Nick Sinclair needs his house decorated in time for his family’s festive visit – and money is no object. What he doesn’t need is to be distracted from his multi-million dollar business – even if it is Christmas.

When Abbey pulls up to the huge Sinclair mansion, she has a feeling she might be out of her depth. And when she meets the gorgeous, brooding Nicholas Sinclair, she knows she’s in real trouble…

With the snow falling all around, can Abbey take the chance to make her dreams of becoming a designer come true? And can she help Nick to finally enjoy the magic of Christmas?

Another comfy Christmas read for me! Thanks NetGalley and Bookouture.

Make a Christmas Wish, Julia Williams (e-proof)

What's your secret wish this Christmas?

Last Christmas, when Livvy as knocked down in the supermarket car park she certainly wasn’t ready to be dead! For months now she's floated on the edge of the afterlife, generally making a nuisance of herself.

And she's not ready to go just yet!
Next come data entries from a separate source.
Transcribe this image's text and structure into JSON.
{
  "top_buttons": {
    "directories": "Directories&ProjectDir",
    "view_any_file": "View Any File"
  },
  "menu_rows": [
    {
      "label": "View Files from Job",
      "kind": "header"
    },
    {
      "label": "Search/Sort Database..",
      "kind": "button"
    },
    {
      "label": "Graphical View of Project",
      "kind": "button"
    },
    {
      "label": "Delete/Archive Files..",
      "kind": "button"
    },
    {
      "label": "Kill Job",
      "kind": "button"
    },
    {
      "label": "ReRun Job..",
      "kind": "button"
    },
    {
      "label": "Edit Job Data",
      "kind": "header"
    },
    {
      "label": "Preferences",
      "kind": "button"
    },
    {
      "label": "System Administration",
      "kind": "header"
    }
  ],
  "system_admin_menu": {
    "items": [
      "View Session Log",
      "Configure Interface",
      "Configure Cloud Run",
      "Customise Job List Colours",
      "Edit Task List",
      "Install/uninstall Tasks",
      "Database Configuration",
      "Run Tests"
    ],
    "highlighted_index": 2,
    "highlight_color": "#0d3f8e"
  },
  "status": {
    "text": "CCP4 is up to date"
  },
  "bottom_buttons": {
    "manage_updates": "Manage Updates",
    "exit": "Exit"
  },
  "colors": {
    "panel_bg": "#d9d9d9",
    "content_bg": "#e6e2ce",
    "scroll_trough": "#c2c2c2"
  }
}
She's furious about the new woman in her husband’s life and she's worried about her beloved son who doesn’t seem to be adjusting to life without her at all.
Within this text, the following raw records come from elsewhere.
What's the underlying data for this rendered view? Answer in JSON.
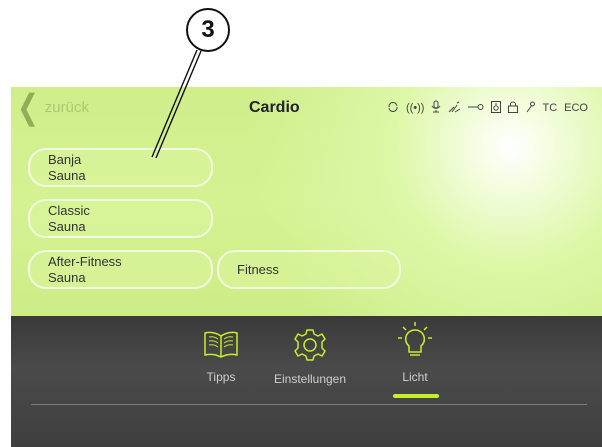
{
  "callout": {
    "number": "3"
  },
  "header": {
    "back_label": "zurück",
    "title": "Cardio",
    "status_icons": [
      "refresh-icon",
      "wifi-signal-icon",
      "microphone-icon",
      "scent-icon",
      "key-icon",
      "speaker-icon",
      "lock-icon",
      "wrench-icon",
      "tc-badge",
      "eco-badge"
    ],
    "tc_label": "TC",
    "eco_label": "ECO"
  },
  "programs": [
    {
      "line1": "Banja",
      "line2": "Sauna"
    },
    {
      "line1": "Classic",
      "line2": "Sauna"
    },
    {
      "line1": "After-Fitness",
      "line2": "Sauna"
    },
    {
      "line1": "Fitness",
      "line2": ""
    }
  ],
  "bottom_nav": {
    "items": [
      {
        "label": "Tipps",
        "icon": "book-icon"
      },
      {
        "label": "Einstellungen",
        "icon": "gear-icon"
      },
      {
        "label": "Licht",
        "icon": "lightbulb-icon",
        "active": true
      }
    ],
    "active_color": "#c5ef2a"
  },
  "colors": {
    "accent": "#d2f08f",
    "dark_panel": "#434343"
  }
}
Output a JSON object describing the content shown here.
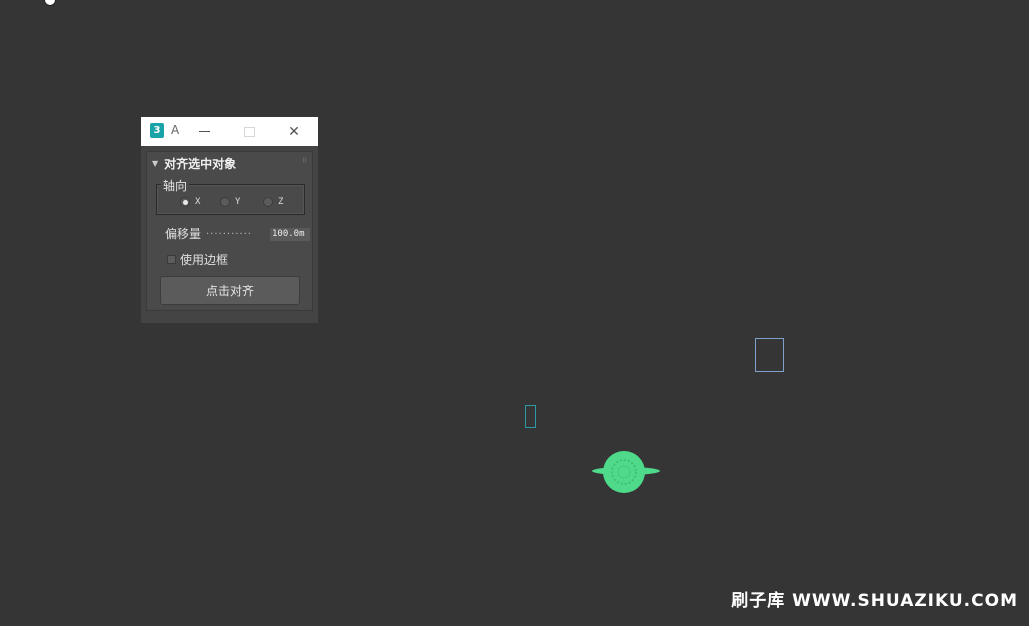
{
  "window": {
    "app_icon_glyph": "3",
    "title": "A",
    "minimize_icon": "minimize-icon",
    "maximize_icon": "maximize-icon",
    "close_icon": "close-icon",
    "close_glyph": "✕"
  },
  "rollout": {
    "arrow_glyph": "▼",
    "title": "对齐选中对象",
    "grip_glyph": "⠿",
    "axis_group": {
      "label": "轴向",
      "options": [
        {
          "label": "X",
          "selected": true
        },
        {
          "label": "Y",
          "selected": false
        },
        {
          "label": "Z",
          "selected": false
        }
      ]
    },
    "offset": {
      "label": "偏移量",
      "dots": "...........",
      "value": "100.0m"
    },
    "use_bbox": {
      "label": "使用边框",
      "checked": false
    },
    "align_button_label": "点击对齐"
  },
  "scene": {
    "green_color": "#4fd98a",
    "rect_big_color": "#7fa0c8",
    "rect_small_color": "#2b9aa5"
  },
  "watermark": "刷子库 WWW.SHUAZIKU.COM"
}
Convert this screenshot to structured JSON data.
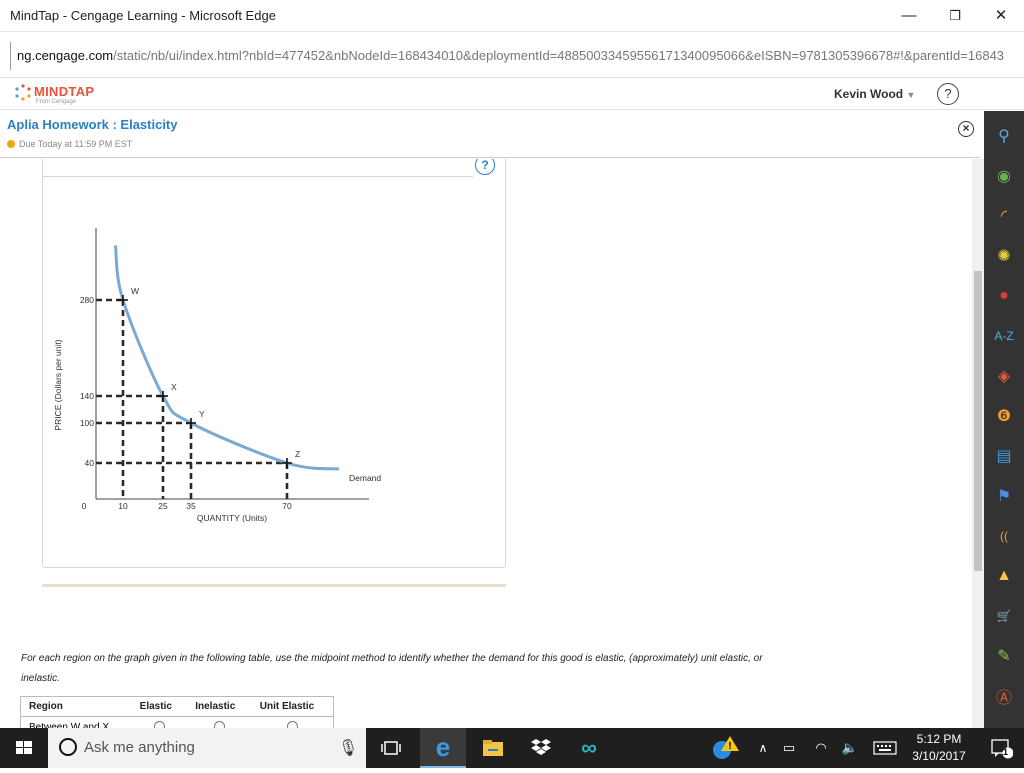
{
  "window": {
    "title": "MindTap - Cengage Learning - Microsoft Edge",
    "minimize": "—",
    "restore": "❐",
    "close": "✕"
  },
  "address": {
    "host": "ng.cengage.com",
    "path": "/static/nb/ui/index.html?nbId=477452&nbNodeId=168434010&deploymentId=48850033459556171340095066&eISBN=9781305396678#!&parentId=16843"
  },
  "mindtap": {
    "brand": "MINDTAP",
    "sub": "From Cengage",
    "user": "Kevin Wood",
    "help": "?"
  },
  "activity": {
    "title": "Aplia Homework : Elasticity",
    "due": "Due Today at 11:59 PM EST",
    "close": "×"
  },
  "graph": {
    "help": "?",
    "ylabel": "PRICE (Dollars per unit)",
    "xlabel": "QUANTITY (Units)",
    "curve_label": "Demand"
  },
  "chart_data": {
    "type": "line",
    "title": "",
    "xlabel": "QUANTITY (Units)",
    "ylabel": "PRICE (Dollars per unit)",
    "x_ticks": [
      0,
      10,
      25,
      35,
      70
    ],
    "y_ticks": [
      40,
      100,
      140,
      280
    ],
    "series": [
      {
        "name": "Demand",
        "points": [
          {
            "label": "W",
            "x": 10,
            "y": 280
          },
          {
            "label": "X",
            "x": 25,
            "y": 140
          },
          {
            "label": "Y",
            "x": 35,
            "y": 100
          },
          {
            "label": "Z",
            "x": 70,
            "y": 40
          }
        ]
      }
    ],
    "grid": false,
    "legend": "none"
  },
  "instructions": "For each region on the graph given in the following table, use the midpoint method to identify whether the demand for this good is elastic, (approximately) unit elastic, or inelastic.",
  "table": {
    "headers": [
      "Region",
      "Elastic",
      "Inelastic",
      "Unit Elastic"
    ],
    "rows": [
      {
        "region": "Between W and X"
      }
    ]
  },
  "taskbar": {
    "search": "Ask me anything",
    "time": "5:12 PM",
    "date": "3/10/2017",
    "notifications": "1"
  },
  "dock": [
    "search-icon",
    "profile-icon",
    "rss-icon",
    "flower-icon",
    "merriam-webster-icon",
    "a-z-icon",
    "cy-icon",
    "bookmark-icon",
    "notes-icon",
    "flag-icon",
    "audio-icon",
    "drive-icon",
    "cart-icon",
    "edit-icon",
    "mt-icon"
  ]
}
This Christmas, Livvy is given one last magical chance to make everything right. Will she take the gift she's been given to create the perfect family Christmas?

Nope, definitely not another Christmas book… Thanks NetGalley and Avon!
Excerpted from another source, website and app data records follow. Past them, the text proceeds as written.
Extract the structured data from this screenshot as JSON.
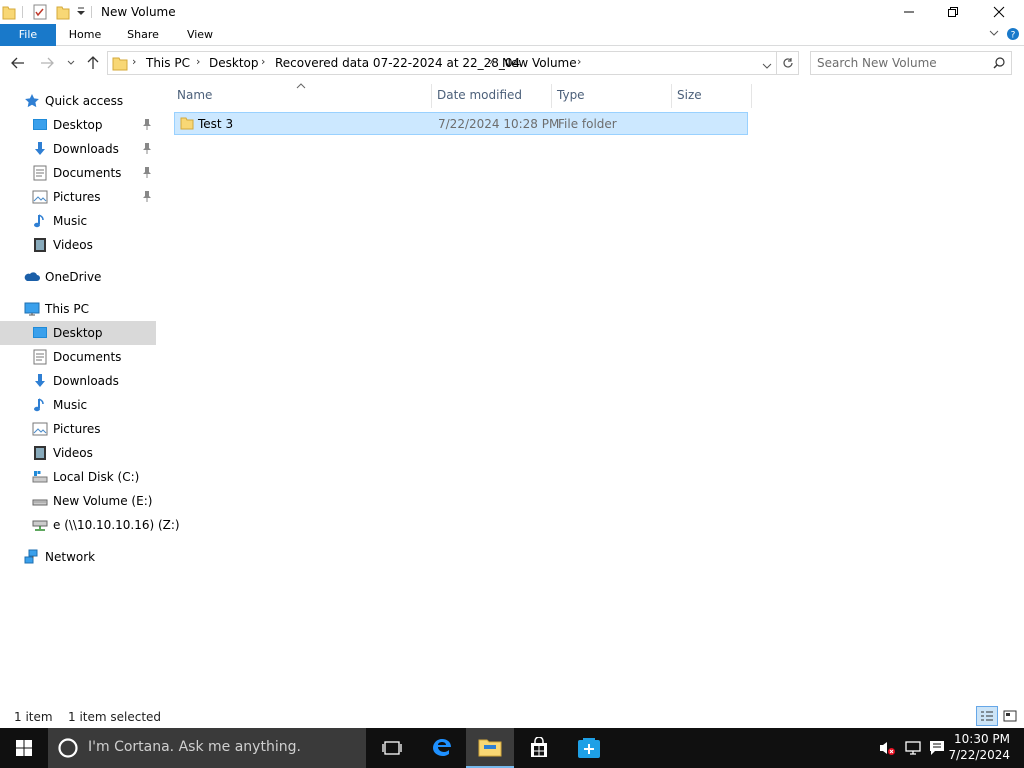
{
  "window": {
    "title": "New Volume"
  },
  "ribbon": {
    "tabs": [
      {
        "label": "File"
      },
      {
        "label": "Home"
      },
      {
        "label": "Share"
      },
      {
        "label": "View"
      }
    ]
  },
  "address": {
    "breadcrumbs": [
      "This PC",
      "Desktop",
      "Recovered data 07-22-2024 at 22_28_04",
      "New Volume"
    ]
  },
  "search": {
    "placeholder": "Search New Volume"
  },
  "nav": {
    "quick_access": {
      "label": "Quick access",
      "items": [
        {
          "label": "Desktop",
          "icon": "desktop-icon",
          "pinned": true
        },
        {
          "label": "Downloads",
          "icon": "downloads-icon",
          "pinned": true
        },
        {
          "label": "Documents",
          "icon": "documents-icon",
          "pinned": true
        },
        {
          "label": "Pictures",
          "icon": "pictures-icon",
          "pinned": true
        },
        {
          "label": "Music",
          "icon": "music-icon",
          "pinned": false
        },
        {
          "label": "Videos",
          "icon": "videos-icon",
          "pinned": false
        }
      ]
    },
    "onedrive": {
      "label": "OneDrive"
    },
    "this_pc": {
      "label": "This PC",
      "items": [
        {
          "label": "Desktop",
          "icon": "desktop-icon",
          "selected": true
        },
        {
          "label": "Documents",
          "icon": "documents-icon"
        },
        {
          "label": "Downloads",
          "icon": "downloads-icon"
        },
        {
          "label": "Music",
          "icon": "music-icon"
        },
        {
          "label": "Pictures",
          "icon": "pictures-icon"
        },
        {
          "label": "Videos",
          "icon": "videos-icon"
        },
        {
          "label": "Local Disk (C:)",
          "icon": "local-disk-icon"
        },
        {
          "label": "New Volume (E:)",
          "icon": "drive-icon"
        },
        {
          "label": "e (\\\\10.10.10.16) (Z:)",
          "icon": "network-drive-icon"
        }
      ]
    },
    "network": {
      "label": "Network"
    }
  },
  "content": {
    "columns": [
      {
        "label": "Name"
      },
      {
        "label": "Date modified"
      },
      {
        "label": "Type"
      },
      {
        "label": "Size"
      }
    ],
    "rows": [
      {
        "name": "Test 3",
        "date_modified": "7/22/2024 10:28 PM",
        "type": "File folder",
        "size": "",
        "selected": true
      }
    ]
  },
  "status": {
    "item_count": "1 item",
    "selection": "1 item selected"
  },
  "taskbar": {
    "cortana_text": "I'm Cortana. Ask me anything.",
    "clock_time": "10:30 PM",
    "clock_date": "7/22/2024"
  },
  "colors": {
    "accent": "#1979ca",
    "selection_bg": "#cce8ff",
    "selection_border": "#99d1ff",
    "taskbar_bg": "#101010",
    "folder_yellow": "#f8d775"
  }
}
Hello, Goodbye and Everything in Between, Jennifer E Smith (e-proof)

One night. A life-changing decision. And a list…

Of course Clare made a list. She creates lists for everything. That’s just how she is.

But tonight is Clare and Aidan’s last night before college and this list will decide their future, together or apart.

It takes them on a rollercoaster ride through their past – from the first hello in science class to the first conversation at a pizza joint, their first kiss at the beach and their first dance in a darkened gymnasium – all the way up to tonight.

A night of laughs, fresh hurts, last-minute kisses and an inevitable goodbye.

But will it be goodbye forever or goodbye for now?

I loved this! I devoured it in about two hours. Thanks Headline and NetGalley.

The Crossover, Kwame Alexander (paperback)

“A bolt of lightning on my kicks…
          The court is sizzling.
                   My Sweat is drizzling.
Stop all that quivering.
             Cuz tonight I’m delivering.”

Josh and his twin Jordan have basketball in their blood. They're kings of the court, star players for their school.

But when Jordan meets a girl, the twins’ tight-knit bond is tested – are the rules of the game about to be broken?

I’m not usually a fan of sport novels, but I was sent the first few pages by the publisher and I fell in love with the feel of the novel as it's in verse! Thanks Andersen Press!

Did I Mention I Need You?, Estelle Maskame (paperback)

It's been a year since eighteen-year-old Eden Munro last saw Tyler Bruce: her stepbrother…and her secret love. Although they called time on their forbidden relationship for the sake of their family, Eden can't help but feel excited when Tyler invites her to join him in New York City for the summer.

Anyway, Eden is happy with her boyfriend Dean, and surely Tyler has moved on too. But as they spend a long, hot summer in the excitement of the city that never sleeps, it soon becomes obvious that they aren’t over each other. But can they resist temptation?

In Did I Mention I Need You?, the second volume of Estelle Maskame’s phenomenal DIMILY trilogy, Tyler and Eden must face up to their feelings and decide what to do next. Is their love strong enough to face the challenges that lie ahead?

YAY! Reading this immediately! Thanks Black and White Publishing!

Confessions of an Imaginary Friend, Michelle Cuevas (proof)

Jacques Papier thinks that everyone hates him.

After all, teachers ignore him when he raises his hand, nobody ever picks him for sports teams, and his sister, Fleur, keeps having to remind their parents to set a place for him at the dinner table.

But then Jacques discovers an uncomfortable truth: He is NOT Fleur’s brother, he’s her imaginary friend!

And so begins Jacques’ quest for identity…what do you do when you realise that the only reason you exist is because of someone else’s imagination?

The whimsical “autobiography” of an imaginary friend who doesn’t know he’s imaginary – perfect for fans of Toy Story, The Imaginary and Moone Boy.

This sounds like so much fun! Thanks S&S!